In the last several decades, IGPA maintained a strong presence in the area of Illinois state and local public finance with a number of distinguished scholars including six winners of the National Tax Association’s dissertation prize as well as an editor of the National Tax Journal. These efforts involved ongoing analysis of state budget issues as well as the examination of various tax proposals including being the first to highlight Illinois’ structural deficit problems.
During the severe state budget crisis from 2015 to 2018, the IGPA Fiscal Futures project provided credible, critical, objective information about the state’s finances to legislators, key statewide media organizations, public interest groups, and the general public. This work continues in the Fiscal and Economic Policy working group.
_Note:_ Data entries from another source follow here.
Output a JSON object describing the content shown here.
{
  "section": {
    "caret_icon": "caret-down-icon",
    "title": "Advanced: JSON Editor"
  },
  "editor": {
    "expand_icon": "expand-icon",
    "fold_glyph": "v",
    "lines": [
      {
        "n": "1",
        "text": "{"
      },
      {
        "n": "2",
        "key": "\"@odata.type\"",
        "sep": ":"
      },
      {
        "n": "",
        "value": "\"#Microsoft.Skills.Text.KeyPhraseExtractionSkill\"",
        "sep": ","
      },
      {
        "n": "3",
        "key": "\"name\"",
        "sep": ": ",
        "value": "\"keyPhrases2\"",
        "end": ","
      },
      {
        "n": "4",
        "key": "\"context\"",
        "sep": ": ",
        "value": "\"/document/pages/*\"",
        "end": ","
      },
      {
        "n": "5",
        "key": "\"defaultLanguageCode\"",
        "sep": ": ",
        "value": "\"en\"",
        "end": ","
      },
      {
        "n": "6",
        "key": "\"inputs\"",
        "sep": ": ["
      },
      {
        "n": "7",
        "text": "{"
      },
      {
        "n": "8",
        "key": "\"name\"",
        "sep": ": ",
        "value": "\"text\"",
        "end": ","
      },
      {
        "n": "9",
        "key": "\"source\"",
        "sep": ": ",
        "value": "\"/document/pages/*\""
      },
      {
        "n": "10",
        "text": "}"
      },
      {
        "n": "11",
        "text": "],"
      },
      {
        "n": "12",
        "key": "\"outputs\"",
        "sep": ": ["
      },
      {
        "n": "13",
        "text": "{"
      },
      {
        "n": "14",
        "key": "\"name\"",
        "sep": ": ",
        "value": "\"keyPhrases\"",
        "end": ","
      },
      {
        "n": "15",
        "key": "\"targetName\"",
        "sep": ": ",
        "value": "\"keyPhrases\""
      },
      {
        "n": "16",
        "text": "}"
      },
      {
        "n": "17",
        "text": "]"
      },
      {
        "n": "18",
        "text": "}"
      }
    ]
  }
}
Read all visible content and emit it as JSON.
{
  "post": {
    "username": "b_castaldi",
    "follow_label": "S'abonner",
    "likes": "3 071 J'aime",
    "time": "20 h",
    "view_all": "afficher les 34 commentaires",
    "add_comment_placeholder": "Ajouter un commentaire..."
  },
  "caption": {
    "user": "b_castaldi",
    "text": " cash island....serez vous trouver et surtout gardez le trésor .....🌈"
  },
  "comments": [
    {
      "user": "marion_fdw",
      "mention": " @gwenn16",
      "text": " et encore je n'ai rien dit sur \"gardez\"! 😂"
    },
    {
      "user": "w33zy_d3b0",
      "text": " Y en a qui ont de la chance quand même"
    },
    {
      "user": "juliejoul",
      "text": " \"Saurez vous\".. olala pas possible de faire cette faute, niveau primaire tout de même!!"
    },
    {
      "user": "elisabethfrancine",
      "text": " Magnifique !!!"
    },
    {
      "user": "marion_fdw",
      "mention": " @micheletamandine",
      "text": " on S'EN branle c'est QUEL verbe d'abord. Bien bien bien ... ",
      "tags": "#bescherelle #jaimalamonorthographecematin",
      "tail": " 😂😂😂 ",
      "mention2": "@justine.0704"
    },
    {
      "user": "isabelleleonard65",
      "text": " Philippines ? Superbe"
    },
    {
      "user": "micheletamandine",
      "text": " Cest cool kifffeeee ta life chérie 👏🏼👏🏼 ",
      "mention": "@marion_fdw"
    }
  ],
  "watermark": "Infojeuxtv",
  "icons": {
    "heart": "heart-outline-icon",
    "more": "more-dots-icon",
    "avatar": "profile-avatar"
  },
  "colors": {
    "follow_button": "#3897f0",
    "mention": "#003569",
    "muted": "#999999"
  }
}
Central to this remaking of IGPA has been IGPA’s new Working Group Structure. IGPA’s initial Working Groups – the Education, Learning and Child and Family Well-being Working Group, the Fiscal and Economic Policy Working Group and the Substance Use Disorders and Behavioral Health Working Group – launched in 2019 and the Equity, Justice and Human Flourishing Working Group launched in 2021. These Working Groups map policy research onto human needs and desired outcomes in our state. Each group is interdisciplinary and interdepartmental—and built to enable relationships among its members.
In today’s more inclusive IGPA, faculty from more disciplines and across all three universities are collaborating on potential solutions to societal problems, and IGPA is grappling with some of the thorniest questions we have faced in our lifetimes.
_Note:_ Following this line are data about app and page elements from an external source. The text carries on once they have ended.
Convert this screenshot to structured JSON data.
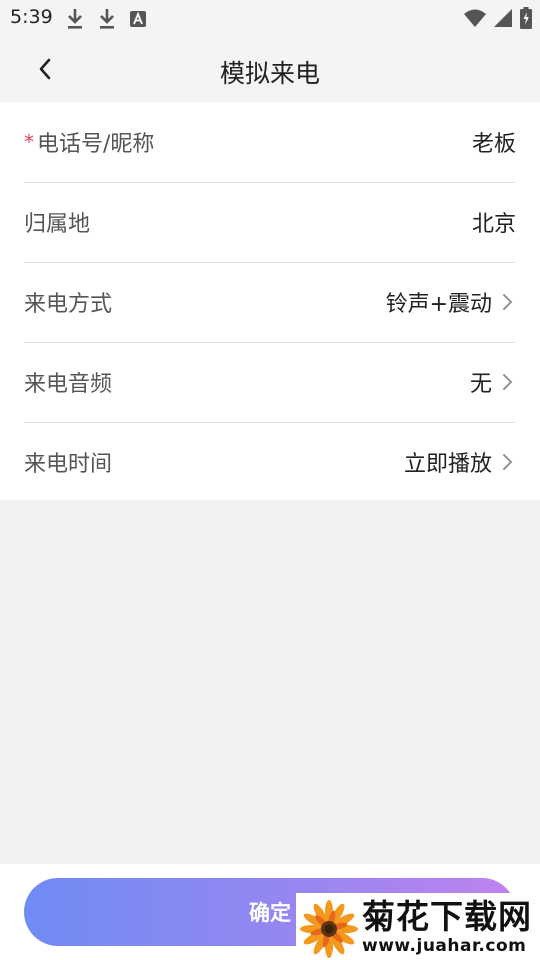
{
  "status_bar": {
    "time": "5:39",
    "left_icons": [
      "download-icon",
      "download-icon",
      "font-a-icon"
    ],
    "right_icons": [
      "wifi-icon",
      "signal-icon",
      "battery-charging-icon"
    ]
  },
  "header": {
    "title": "模拟来电",
    "back_icon": "chevron-left-icon"
  },
  "form": {
    "rows": [
      {
        "label": "电话号/昵称",
        "value": "老板",
        "required": true,
        "has_chevron": false
      },
      {
        "label": "归属地",
        "value": "北京",
        "required": false,
        "has_chevron": false
      },
      {
        "label": "来电方式",
        "value": "铃声+震动",
        "required": false,
        "has_chevron": true
      },
      {
        "label": "来电音频",
        "value": "无",
        "required": false,
        "has_chevron": true
      },
      {
        "label": "来电时间",
        "value": "立即播放",
        "required": false,
        "has_chevron": true
      }
    ],
    "required_mark": "*"
  },
  "footer": {
    "confirm_label": "确定"
  },
  "watermark": {
    "title": "菊花下载网",
    "url": "www.juahar.com"
  },
  "colors": {
    "required": "#e0475b",
    "button_gradient_start": "#6f8bf5",
    "button_gradient_end": "#bf82ee"
  }
}
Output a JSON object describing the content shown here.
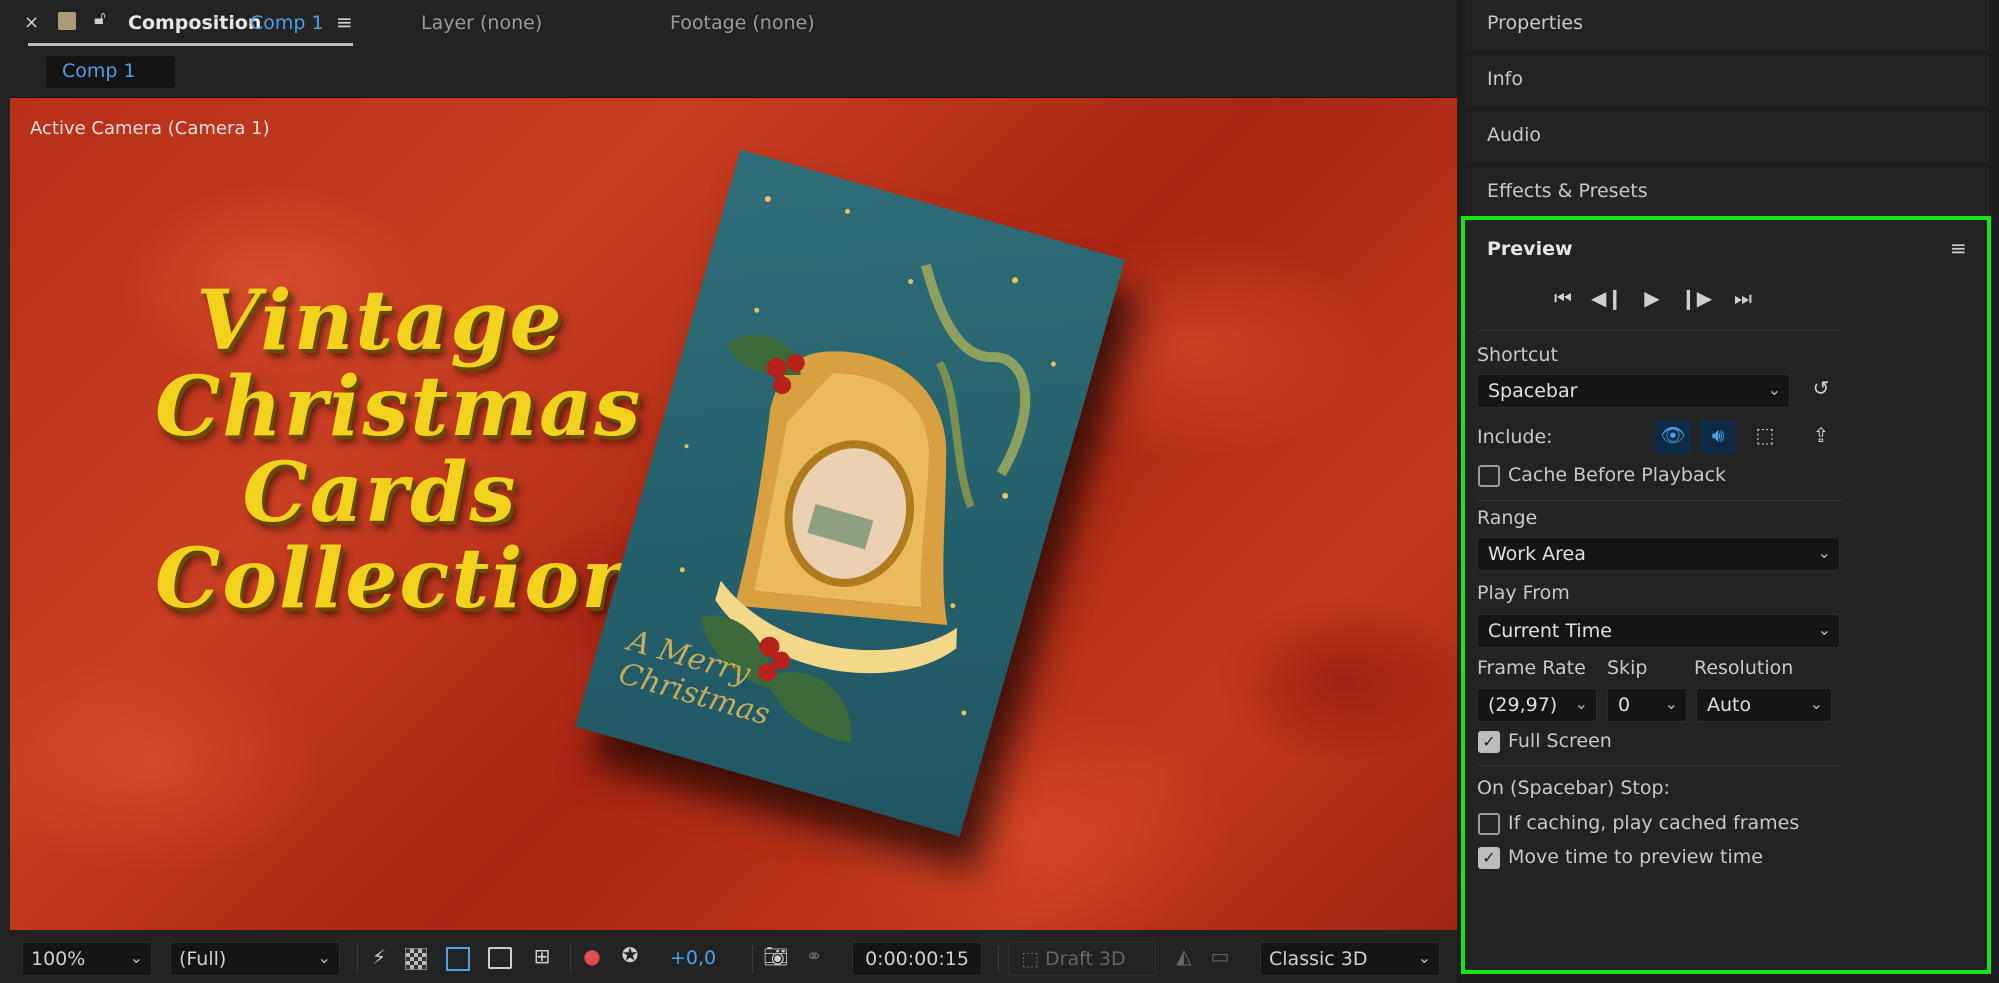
{
  "tabs": {
    "composition_label": "Composition",
    "composition_name": "Comp 1",
    "layer": "Layer (none)",
    "footage": "Footage (none)",
    "comp_chip": "Comp 1"
  },
  "viewer": {
    "camera_label": "Active Camera (Camera 1)",
    "title_lines": [
      "Vintage",
      "Christmas",
      "Cards",
      "Collection"
    ],
    "card_caption_1": "A Merry",
    "card_caption_2": "Christmas"
  },
  "bottombar": {
    "zoom": "100%",
    "resolution": "(Full)",
    "exposure": "+0,0",
    "timecode": "0:00:00:15",
    "draft3d": "Draft 3D",
    "renderer": "Classic 3D"
  },
  "right_panels": {
    "properties": "Properties",
    "info": "Info",
    "audio": "Audio",
    "effects": "Effects & Presets"
  },
  "preview": {
    "title": "Preview",
    "shortcut_label": "Shortcut",
    "shortcut_value": "Spacebar",
    "include_label": "Include:",
    "cache_before_playback": "Cache Before Playback",
    "range_label": "Range",
    "range_value": "Work Area",
    "play_from_label": "Play From",
    "play_from_value": "Current Time",
    "frame_rate_label": "Frame Rate",
    "skip_label": "Skip",
    "resolution_label": "Resolution",
    "frame_rate_value": "(29,97)",
    "skip_value": "0",
    "resolution_value": "Auto",
    "full_screen": "Full Screen",
    "on_stop_label": "On (Spacebar) Stop:",
    "if_caching": "If caching, play cached frames",
    "move_time": "Move time to preview time"
  },
  "colors": {
    "accent_blue": "#4d9fe6",
    "highlight_green": "#18e218",
    "title_gold": "#f2d21c"
  }
}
IGPA has also continued and expanded programming that strives to launch new generations of public leaders, while also highlighting the work of those who have dedicated their careers to ethical public service.
IGPA presents the annual Paul H. Douglas Award for Ethics in Government to a person who has contributed to the practice and understanding of principled play in public life. The award honors the late senator from Illinois, who served from 1949 to 1967.
Our Edgar Fellows Program, launched by former Governor Jim Edgar in 2012, fosters bipartisanship and cross-regional cooperation among participants, who include former and current state of Illinois legislative, agency, and constitutional officer staff, elected officials from all levels and branches, and leaders from the private sector. The program is entirely funded by contributions raised by Governor Edgar and the program’s supporters.
The NEW Leadership™ Illinois program, co-sponsored with COWL, provides college students and recent graduates across Illinois with the fundamentals of leadership to prepare them for public service. IGPA is also working collaboratively with state policymakers to navigate the COVID-19 pandemic, economic recovery, and more. At the request of University of Illinois System President Timothy Killeen, IGPA created its Task Force on the Impact of the COVID-19 Pandemic, with three focal areas: economic and fiscal health of the state, community and family resilience, and healthcare workforce.
The task force has produced more than 20 reports that led not only to media coverage but also to consultations with lawmakers and senior state agency officials. One Policy Spotlight from the task force was cited by the chairman of a congressional Ways and Means subcommittee in a hearing.
The COVID-19 pandemic prompted creative new approaches to IGPA’s scholarship, notably our “Policy from People” series, which brings an interdisciplinary lens to capturing qualitative and quantitative answers about how policy plays out in practice.
The people of Illinois have made a significant investment in the University of Illinois System, and IGPA’s 74 years of work help return that value to the people by supporting well-informed policymaking that improves their lives.